Give the records again word for word. Leave every picture out.

─── Exercise materials ───

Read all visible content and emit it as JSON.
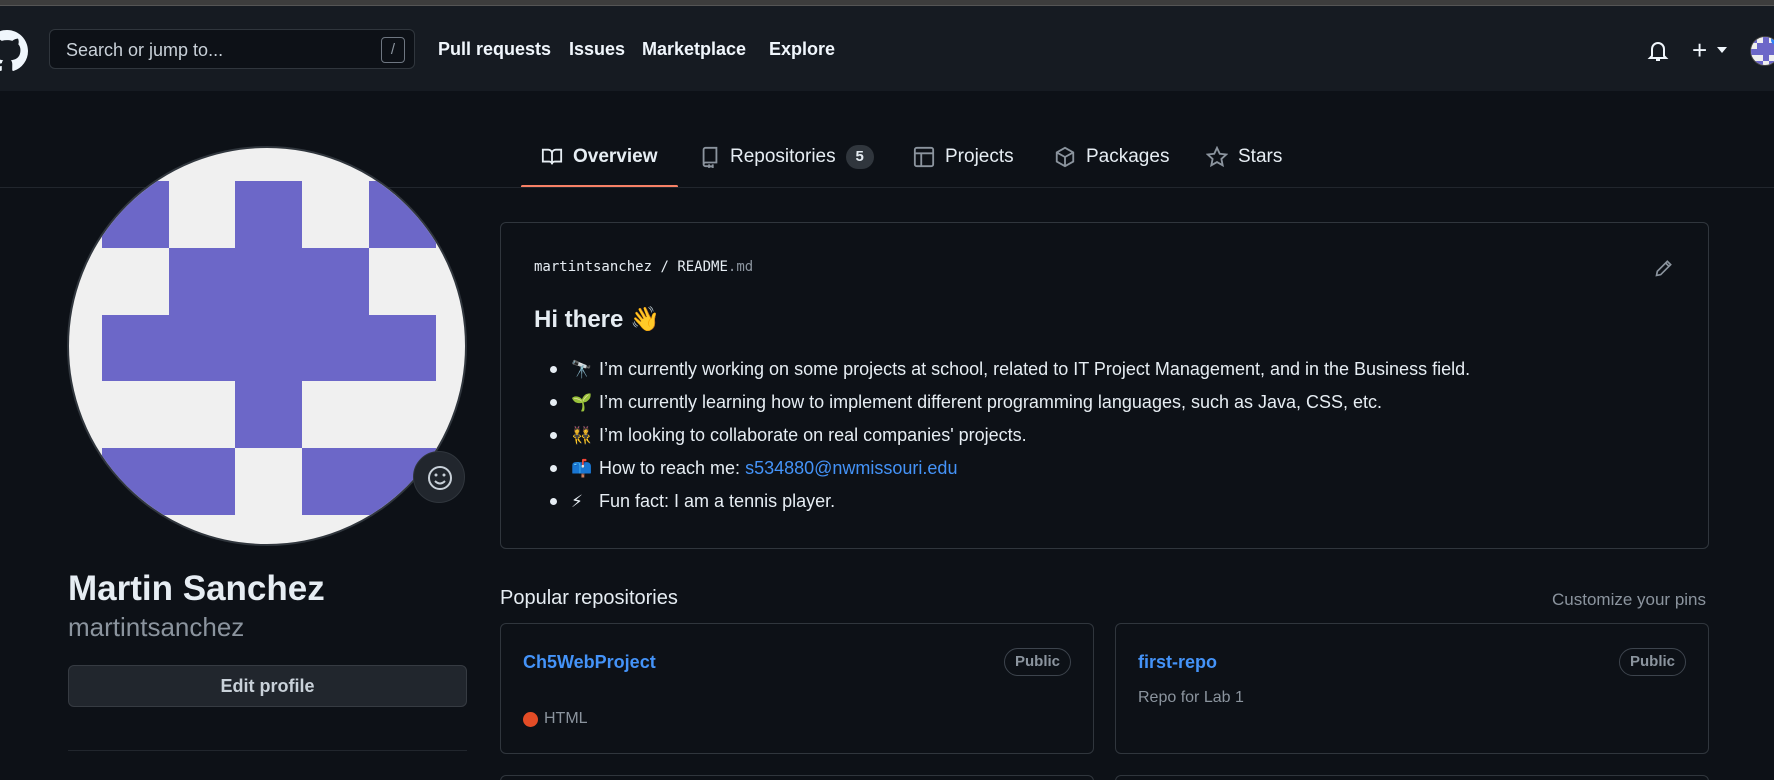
{
  "header": {
    "search_placeholder": "Search or jump to...",
    "search_shortcut": "/",
    "nav": [
      "Pull requests",
      "Issues",
      "Marketplace",
      "Explore"
    ],
    "plus": "+"
  },
  "tabs": {
    "overview": "Overview",
    "repositories": "Repositories",
    "repositories_count": "5",
    "projects": "Projects",
    "packages": "Packages",
    "stars": "Stars"
  },
  "profile": {
    "full_name": "Martin Sanchez",
    "username": "martintsanchez",
    "edit_label": "Edit profile",
    "avatar_color": "#6c67c8"
  },
  "readme": {
    "owner": "martintsanchez",
    "separator": "/",
    "file_base": "README",
    "file_ext": ".md",
    "title": "Hi there 👋",
    "items": [
      {
        "icon": "🔭",
        "text": "I’m currently working on some projects at school, related to IT Project Management, and in the Business field."
      },
      {
        "icon": "🌱",
        "text": "I’m currently learning how to implement different programming languages, such as Java, CSS, etc."
      },
      {
        "icon": "👯",
        "text": "I’m looking to collaborate on real companies' projects."
      },
      {
        "icon": "📫",
        "text": "How to reach me:",
        "link": "s534880@nwmissouri.edu"
      },
      {
        "icon": "⚡",
        "text": "Fun fact: I am a tennis player."
      }
    ]
  },
  "popular": {
    "title": "Popular repositories",
    "customize": "Customize your pins",
    "repos": [
      {
        "name": "Ch5WebProject",
        "visibility": "Public",
        "description": "",
        "language": "HTML",
        "language_color": "#e34c26"
      },
      {
        "name": "first-repo",
        "visibility": "Public",
        "description": "Repo for Lab 1",
        "language": "",
        "language_color": ""
      }
    ]
  }
}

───

(Your response)
Read all visible content and emit it as JSON.
{
  "header": {
    "search_placeholder": "Search or jump to...",
    "search_shortcut": "/",
    "nav": [
      "Pull requests",
      "Issues",
      "Marketplace",
      "Explore"
    ],
    "plus": "+"
  },
  "tabs": {
    "overview": "Overview",
    "repositories": "Repositories",
    "repositories_count": "5",
    "projects": "Projects",
    "packages": "Packages",
    "stars": "Stars"
  },
  "profile": {
    "full_name": "Martin Sanchez",
    "username": "martintsanchez",
    "edit_label": "Edit profile",
    "avatar_color": "#6c67c8"
  },
  "readme": {
    "owner": "martintsanchez",
    "separator": "/",
    "file_base": "README",
    "file_ext": ".md",
    "title": "Hi there 👋",
    "items": [
      {
        "icon": "🔭",
        "text": "I’m currently working on some projects at school, related to IT Project Management, and in the Business field."
      },
      {
        "icon": "🌱",
        "text": "I’m currently learning how to implement different programming languages, such as Java, CSS, etc."
      },
      {
        "icon": "👯",
        "text": "I’m looking to collaborate on real companies' projects."
      },
      {
        "icon": "📫",
        "text": "How to reach me:",
        "link": "s534880@nwmissouri.edu"
      },
      {
        "icon": "⚡",
        "text": "Fun fact: I am a tennis player."
      }
    ]
  },
  "popular": {
    "title": "Popular repositories",
    "customize": "Customize your pins",
    "repos": [
      {
        "name": "Ch5WebProject",
        "visibility": "Public",
        "description": "",
        "language": "HTML",
        "language_color": "#e34c26"
      },
      {
        "name": "first-repo",
        "visibility": "Public",
        "description": "Repo for Lab 1",
        "language": "",
        "language_color": ""
      }
    ]
  }
}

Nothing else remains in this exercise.